In terms of investment we are preparing maybe for having the investment code in maybe a month or a month and a half. I have given instructions that this code will be valid for 10 years. For 10 years we will not have the right to touch a comma, to free up foreign investment and even domestic investment as much as possible. Put all the necessary barriers so that we move away definitely of everything that was done by the oligarchy who left, which linked to the Russian mafia, Italian mafia, and every mafia. They embezzled all the money from the country; we try to benefit the youth.
The vision is that this young country must be supported by young people both politically and economically, and that is why we favor startups, and we have a very young minister who is 26 years old and is in charge of startups and doing a great job. We can feel that there is a movement of startups among young people and younger persons. We are here for the small and micro companies, and we are investing in them more than ever. We are very credible because we have financial resources to transfer donations for companies. It doesn’t bother us at all.
The economic management of the country that we are trying to strengthen daily today in Africa and the whole Maghreb – we are the only county that is dynamic in fighting against corruption, and we take responsibility in every political action. We are the only country that is going to have a big project structuring the country. The first project is agricultural. With a very vast country we can help Africa in terms of providing grains. We can do it. It is technically feasible to achieve production of 30 million tons. We need 9 million tons and can export 21 million tons to Morocco, Tunisia, and Egypt without facing any issues.
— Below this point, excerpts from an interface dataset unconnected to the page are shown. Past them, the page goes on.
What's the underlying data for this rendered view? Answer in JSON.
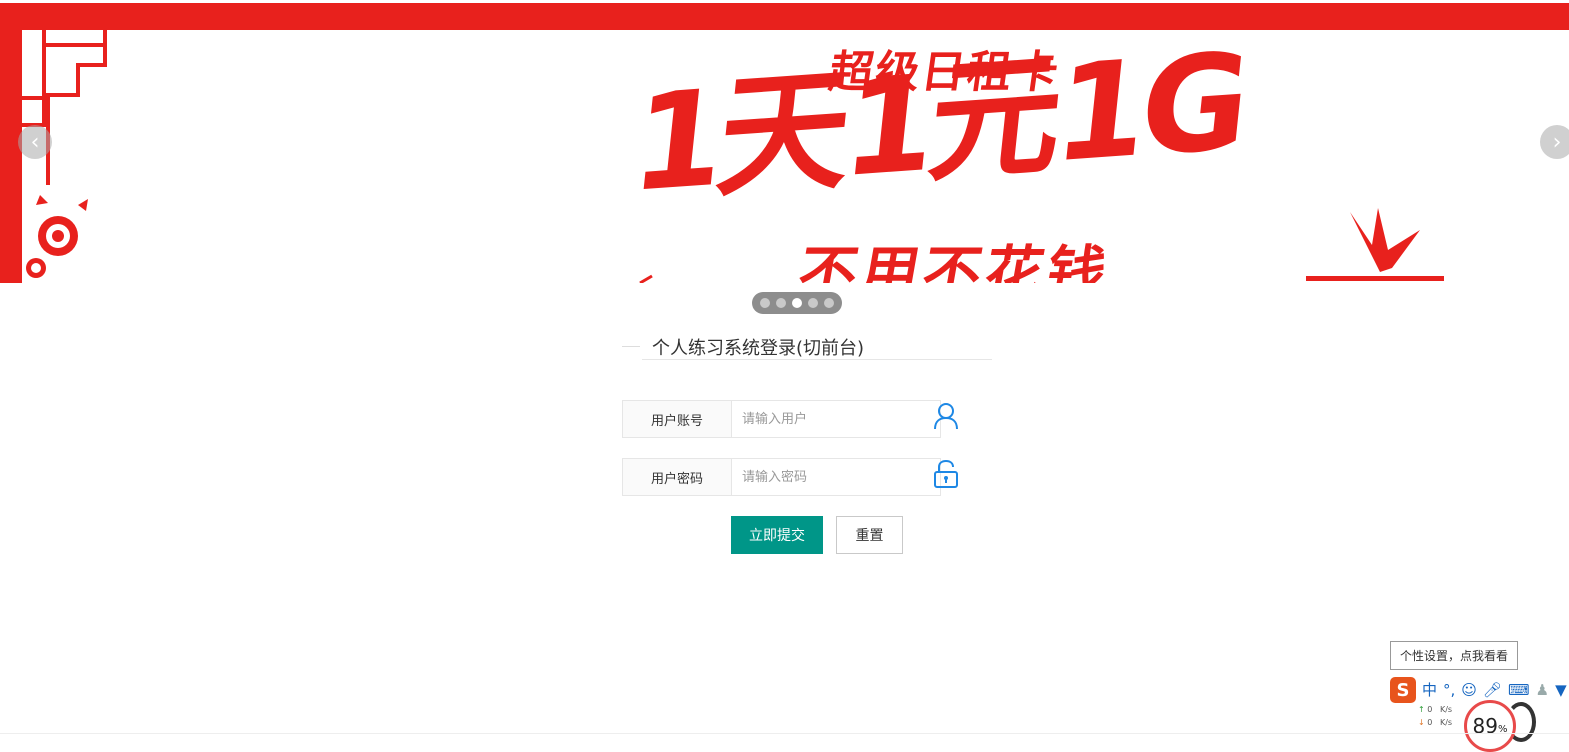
{
  "banner": {
    "line1": "超级日租卡",
    "line2": "1天1元1G",
    "line3": "不用不花钱",
    "prev_icon": "chevron-left-icon",
    "next_icon": "chevron-right-icon",
    "slides_count": 5,
    "active_slide": 3,
    "accent_color": "#e8211d"
  },
  "form": {
    "title": "个人练习系统登录(切前台)",
    "username": {
      "label": "用户账号",
      "placeholder": "请输入用户",
      "value": "",
      "icon": "user-icon"
    },
    "password": {
      "label": "用户密码",
      "placeholder": "请输入密码",
      "value": "",
      "icon": "unlock-icon"
    },
    "submit_label": "立即提交",
    "reset_label": "重置",
    "primary_color": "#009688"
  },
  "ime": {
    "tooltip": "个性设置，点我看看",
    "logo": "S",
    "mode": "中",
    "punct": "°,",
    "items": [
      "smile-icon",
      "microphone-icon",
      "keyboard-icon",
      "user-settings-icon",
      "shirt-icon"
    ]
  },
  "net": {
    "up": "0",
    "down": "0",
    "unit": "K/s",
    "percent": "89",
    "percent_sign": "%"
  }
}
In terms of cattle, we are facing a deficiency when it comes to milk material. We are importing milk powder and we reproduce it here mixed with water. In terms of transport, currently we are establishing an Algerian naval and air fleet. Until now we are having the half of terrestre that we can not access. We need to have access everywhere now.
In terms of railway transport, it is one of the basis of my programs to have an Algerian port to transport shipments by railways to Mali and Niger. We have worked on this with our own mains. Currently we are in Béchar having a railways, and it is located in 500 kilometers away from Algiers in the southeast. And we still have to each Adrar – approximately 500 to 600 kilometers from Adrar. We will go straight to Mali from Bordj Bardji Mokhtar.
There is a company named Mer Nijer that will link Béchar by train, then Mali and Niger by trucks. Generally, it is successful, and Algeria can make an impact.
The floor is all yours.
SECRETARY BLINKEN: (Via translation) Mr. President, thank you for this detailed and interesting conversation. I had the chance to meet with my friend the minister, and I’m glad to be back to Algeria to strengthen the ties between our countries by working on security and common economic opportunities such as investments and trades between the countries. I believe it will make progress in investing thanks to young businesspeople that need to be built up.
(In English) But in any event, it is wonderful to be back in Algeria after last being here in 2016. Thank you for sharing this wonderful tour of the region, the world, and our relationship. Thank you.